Note every line in the entries that contains the string "location", and copy it.
** Opening Input for this task block **
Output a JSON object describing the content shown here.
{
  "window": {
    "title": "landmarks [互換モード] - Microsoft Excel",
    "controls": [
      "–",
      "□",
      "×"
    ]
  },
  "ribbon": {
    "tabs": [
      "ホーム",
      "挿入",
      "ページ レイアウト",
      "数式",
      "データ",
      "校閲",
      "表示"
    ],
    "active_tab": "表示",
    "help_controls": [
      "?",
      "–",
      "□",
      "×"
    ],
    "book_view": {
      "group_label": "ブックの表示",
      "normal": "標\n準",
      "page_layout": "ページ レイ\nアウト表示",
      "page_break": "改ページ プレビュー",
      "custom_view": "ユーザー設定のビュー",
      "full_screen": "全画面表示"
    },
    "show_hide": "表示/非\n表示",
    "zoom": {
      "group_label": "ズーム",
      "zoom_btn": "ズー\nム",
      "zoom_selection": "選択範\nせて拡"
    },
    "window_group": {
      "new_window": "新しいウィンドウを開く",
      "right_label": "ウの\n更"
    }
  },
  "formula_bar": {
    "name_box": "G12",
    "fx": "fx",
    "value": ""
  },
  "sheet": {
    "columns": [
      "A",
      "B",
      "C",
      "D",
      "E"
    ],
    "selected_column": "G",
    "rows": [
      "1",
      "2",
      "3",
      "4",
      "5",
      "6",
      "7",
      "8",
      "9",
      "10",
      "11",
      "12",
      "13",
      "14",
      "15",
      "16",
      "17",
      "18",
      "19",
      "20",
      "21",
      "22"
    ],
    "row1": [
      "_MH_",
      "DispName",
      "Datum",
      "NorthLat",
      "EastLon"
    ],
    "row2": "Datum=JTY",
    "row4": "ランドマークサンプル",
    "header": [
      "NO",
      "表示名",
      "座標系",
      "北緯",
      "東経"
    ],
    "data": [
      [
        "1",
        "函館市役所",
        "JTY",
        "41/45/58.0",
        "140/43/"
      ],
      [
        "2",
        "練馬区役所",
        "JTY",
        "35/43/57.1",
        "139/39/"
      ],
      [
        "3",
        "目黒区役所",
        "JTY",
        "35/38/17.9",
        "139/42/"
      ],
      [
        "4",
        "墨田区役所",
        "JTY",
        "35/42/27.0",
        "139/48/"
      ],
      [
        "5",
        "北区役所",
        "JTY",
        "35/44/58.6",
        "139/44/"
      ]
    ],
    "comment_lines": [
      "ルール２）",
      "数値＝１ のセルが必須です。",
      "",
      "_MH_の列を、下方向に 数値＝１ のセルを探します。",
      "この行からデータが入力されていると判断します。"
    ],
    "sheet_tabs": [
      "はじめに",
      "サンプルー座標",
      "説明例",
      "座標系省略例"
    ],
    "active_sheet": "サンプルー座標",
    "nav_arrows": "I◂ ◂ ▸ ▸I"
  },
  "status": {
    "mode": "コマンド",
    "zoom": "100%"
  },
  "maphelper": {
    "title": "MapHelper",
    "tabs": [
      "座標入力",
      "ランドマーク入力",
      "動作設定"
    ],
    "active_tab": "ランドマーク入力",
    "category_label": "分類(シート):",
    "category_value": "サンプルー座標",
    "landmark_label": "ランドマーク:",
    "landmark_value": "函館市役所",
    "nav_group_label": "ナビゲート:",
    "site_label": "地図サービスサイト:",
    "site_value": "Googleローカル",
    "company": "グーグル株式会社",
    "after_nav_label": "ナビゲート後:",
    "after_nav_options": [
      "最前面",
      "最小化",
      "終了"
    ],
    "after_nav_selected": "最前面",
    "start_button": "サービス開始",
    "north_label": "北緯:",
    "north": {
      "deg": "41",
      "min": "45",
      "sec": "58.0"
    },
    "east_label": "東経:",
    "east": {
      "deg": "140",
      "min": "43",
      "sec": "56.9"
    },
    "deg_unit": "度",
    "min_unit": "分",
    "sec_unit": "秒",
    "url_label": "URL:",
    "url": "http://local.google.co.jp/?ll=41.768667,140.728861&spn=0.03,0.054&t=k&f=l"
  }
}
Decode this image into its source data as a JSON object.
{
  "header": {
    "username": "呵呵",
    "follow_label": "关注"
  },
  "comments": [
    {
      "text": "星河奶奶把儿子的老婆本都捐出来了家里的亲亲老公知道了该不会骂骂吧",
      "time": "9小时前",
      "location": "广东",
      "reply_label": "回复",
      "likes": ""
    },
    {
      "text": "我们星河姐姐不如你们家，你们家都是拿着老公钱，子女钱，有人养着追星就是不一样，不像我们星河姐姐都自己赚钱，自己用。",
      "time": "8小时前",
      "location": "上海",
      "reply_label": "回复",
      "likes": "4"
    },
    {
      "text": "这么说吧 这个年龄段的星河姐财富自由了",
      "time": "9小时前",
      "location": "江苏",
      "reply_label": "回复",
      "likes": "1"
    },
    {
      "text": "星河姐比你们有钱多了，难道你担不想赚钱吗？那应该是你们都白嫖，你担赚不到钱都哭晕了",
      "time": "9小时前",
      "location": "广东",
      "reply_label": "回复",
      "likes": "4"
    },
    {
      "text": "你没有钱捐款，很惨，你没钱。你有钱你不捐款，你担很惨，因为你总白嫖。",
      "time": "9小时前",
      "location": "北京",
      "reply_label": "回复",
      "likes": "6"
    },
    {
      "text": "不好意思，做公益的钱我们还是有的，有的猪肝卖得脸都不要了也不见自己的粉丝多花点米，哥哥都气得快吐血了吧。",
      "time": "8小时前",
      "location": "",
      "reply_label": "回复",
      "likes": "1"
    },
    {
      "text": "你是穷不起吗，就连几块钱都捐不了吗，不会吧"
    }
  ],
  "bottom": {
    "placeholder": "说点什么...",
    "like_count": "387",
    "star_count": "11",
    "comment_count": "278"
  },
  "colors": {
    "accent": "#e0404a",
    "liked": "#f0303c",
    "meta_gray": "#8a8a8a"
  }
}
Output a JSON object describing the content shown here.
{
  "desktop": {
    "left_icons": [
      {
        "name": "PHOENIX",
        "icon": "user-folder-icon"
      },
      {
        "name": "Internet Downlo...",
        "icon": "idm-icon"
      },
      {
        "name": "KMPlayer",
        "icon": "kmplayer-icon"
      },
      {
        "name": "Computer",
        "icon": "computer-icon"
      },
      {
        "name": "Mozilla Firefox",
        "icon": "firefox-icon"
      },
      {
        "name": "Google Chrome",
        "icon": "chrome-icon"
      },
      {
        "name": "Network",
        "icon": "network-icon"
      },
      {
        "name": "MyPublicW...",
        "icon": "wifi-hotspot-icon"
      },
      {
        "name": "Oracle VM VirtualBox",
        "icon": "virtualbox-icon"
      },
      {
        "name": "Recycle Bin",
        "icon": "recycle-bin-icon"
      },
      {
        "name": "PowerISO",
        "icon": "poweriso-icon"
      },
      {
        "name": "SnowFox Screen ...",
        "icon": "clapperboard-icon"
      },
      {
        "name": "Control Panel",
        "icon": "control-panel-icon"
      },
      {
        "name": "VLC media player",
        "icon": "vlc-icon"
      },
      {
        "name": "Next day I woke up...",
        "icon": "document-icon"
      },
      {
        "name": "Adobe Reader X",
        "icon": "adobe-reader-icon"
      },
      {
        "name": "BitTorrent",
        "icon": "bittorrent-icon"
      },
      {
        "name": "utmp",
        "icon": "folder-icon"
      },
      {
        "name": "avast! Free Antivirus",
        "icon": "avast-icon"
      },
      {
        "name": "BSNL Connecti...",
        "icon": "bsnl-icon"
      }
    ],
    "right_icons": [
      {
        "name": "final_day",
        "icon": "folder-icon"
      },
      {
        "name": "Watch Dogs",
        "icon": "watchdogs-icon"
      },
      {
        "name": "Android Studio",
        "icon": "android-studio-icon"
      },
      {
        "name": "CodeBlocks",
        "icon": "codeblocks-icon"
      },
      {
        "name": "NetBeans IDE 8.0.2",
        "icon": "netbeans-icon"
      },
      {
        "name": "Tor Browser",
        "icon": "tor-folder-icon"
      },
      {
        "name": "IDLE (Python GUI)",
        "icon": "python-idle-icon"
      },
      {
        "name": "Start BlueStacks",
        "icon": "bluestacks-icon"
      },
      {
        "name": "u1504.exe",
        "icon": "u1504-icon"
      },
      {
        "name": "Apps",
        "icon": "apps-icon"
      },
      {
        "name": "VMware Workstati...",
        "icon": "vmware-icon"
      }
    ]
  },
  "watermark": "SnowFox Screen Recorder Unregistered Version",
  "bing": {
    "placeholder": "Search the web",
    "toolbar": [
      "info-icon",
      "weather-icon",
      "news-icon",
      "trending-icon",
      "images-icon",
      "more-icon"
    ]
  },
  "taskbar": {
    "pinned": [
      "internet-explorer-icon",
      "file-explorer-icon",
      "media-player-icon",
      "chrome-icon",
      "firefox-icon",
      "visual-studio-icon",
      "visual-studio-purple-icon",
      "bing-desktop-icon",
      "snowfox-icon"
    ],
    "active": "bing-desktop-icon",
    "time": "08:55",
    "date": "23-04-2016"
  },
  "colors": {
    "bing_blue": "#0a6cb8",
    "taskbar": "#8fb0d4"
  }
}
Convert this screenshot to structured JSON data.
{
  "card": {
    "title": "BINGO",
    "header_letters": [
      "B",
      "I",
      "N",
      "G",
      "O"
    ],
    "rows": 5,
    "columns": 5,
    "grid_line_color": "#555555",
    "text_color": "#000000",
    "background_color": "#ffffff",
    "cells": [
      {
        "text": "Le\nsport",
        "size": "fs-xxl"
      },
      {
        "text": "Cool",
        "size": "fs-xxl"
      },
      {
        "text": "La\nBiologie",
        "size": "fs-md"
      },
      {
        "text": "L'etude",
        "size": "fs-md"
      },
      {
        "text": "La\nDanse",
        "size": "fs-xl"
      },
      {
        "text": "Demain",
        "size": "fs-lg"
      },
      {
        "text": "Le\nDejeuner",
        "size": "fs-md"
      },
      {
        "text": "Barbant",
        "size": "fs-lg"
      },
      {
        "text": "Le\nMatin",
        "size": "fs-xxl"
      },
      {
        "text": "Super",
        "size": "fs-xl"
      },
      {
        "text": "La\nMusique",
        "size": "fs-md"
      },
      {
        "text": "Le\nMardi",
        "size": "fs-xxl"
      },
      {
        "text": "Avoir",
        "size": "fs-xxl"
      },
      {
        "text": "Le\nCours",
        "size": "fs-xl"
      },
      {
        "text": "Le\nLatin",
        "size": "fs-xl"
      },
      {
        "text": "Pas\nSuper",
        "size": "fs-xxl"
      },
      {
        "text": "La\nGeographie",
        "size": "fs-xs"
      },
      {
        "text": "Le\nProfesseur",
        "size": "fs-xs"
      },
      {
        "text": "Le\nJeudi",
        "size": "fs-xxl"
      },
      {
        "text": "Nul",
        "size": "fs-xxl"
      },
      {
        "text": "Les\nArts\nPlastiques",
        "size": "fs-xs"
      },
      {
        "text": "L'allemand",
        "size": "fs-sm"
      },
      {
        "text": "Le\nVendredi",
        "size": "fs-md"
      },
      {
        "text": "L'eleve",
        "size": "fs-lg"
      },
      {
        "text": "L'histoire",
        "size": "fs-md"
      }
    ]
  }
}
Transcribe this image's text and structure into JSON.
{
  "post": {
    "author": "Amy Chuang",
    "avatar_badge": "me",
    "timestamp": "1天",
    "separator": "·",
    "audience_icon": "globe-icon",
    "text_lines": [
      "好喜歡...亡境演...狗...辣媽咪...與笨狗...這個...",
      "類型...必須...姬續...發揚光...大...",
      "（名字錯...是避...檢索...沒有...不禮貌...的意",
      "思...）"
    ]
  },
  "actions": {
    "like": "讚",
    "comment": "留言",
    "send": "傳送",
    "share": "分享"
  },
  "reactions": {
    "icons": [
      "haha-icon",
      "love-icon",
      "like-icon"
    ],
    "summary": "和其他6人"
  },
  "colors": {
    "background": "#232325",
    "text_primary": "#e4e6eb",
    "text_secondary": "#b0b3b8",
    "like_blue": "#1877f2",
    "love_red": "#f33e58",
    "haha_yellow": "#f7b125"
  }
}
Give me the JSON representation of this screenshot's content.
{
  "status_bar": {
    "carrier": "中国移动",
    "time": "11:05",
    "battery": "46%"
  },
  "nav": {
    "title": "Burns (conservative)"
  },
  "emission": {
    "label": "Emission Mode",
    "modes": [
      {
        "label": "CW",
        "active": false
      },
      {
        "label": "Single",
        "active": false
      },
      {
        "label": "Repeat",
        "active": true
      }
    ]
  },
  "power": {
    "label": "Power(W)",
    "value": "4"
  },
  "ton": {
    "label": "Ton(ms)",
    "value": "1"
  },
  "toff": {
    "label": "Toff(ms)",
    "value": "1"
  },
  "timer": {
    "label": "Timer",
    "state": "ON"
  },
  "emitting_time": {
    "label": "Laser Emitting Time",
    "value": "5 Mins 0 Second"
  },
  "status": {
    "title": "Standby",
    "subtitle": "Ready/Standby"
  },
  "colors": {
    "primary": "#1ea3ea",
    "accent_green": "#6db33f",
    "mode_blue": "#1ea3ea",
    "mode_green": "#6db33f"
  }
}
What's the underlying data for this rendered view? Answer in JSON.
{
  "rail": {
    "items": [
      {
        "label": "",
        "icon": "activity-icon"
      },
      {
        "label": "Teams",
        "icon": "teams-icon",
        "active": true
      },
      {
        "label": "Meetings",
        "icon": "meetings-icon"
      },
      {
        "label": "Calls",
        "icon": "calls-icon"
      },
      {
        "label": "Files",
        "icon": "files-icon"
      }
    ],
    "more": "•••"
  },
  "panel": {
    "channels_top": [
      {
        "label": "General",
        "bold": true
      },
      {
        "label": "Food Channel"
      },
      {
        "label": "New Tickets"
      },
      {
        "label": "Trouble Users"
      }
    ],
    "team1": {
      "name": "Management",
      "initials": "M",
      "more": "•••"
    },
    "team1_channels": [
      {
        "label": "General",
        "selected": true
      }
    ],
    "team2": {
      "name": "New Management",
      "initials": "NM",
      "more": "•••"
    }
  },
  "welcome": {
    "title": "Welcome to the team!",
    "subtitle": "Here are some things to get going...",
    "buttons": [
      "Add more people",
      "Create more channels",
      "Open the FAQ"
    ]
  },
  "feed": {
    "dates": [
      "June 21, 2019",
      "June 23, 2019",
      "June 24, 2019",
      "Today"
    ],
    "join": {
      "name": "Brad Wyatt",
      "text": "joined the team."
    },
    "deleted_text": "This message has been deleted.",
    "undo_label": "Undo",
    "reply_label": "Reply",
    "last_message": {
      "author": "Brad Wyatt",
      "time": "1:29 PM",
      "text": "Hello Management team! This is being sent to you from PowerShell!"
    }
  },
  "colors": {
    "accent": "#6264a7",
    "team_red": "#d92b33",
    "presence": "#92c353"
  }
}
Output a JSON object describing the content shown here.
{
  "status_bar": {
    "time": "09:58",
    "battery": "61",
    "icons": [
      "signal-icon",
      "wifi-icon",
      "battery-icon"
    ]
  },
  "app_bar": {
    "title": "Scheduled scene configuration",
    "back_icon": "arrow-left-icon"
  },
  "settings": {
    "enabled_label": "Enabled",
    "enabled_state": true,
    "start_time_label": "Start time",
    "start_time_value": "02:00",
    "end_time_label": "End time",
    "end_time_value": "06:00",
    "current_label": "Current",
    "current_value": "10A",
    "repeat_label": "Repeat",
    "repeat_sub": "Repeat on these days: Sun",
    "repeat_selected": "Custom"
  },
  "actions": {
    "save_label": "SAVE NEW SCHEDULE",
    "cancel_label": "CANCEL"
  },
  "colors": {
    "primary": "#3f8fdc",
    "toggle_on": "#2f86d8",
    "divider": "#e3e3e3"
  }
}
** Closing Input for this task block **
◆ Result below:
      "location": "广东",
      "location": "上海",
      "location": "江苏",
      "location": "广东",
      "location": "北京",
      "location": "",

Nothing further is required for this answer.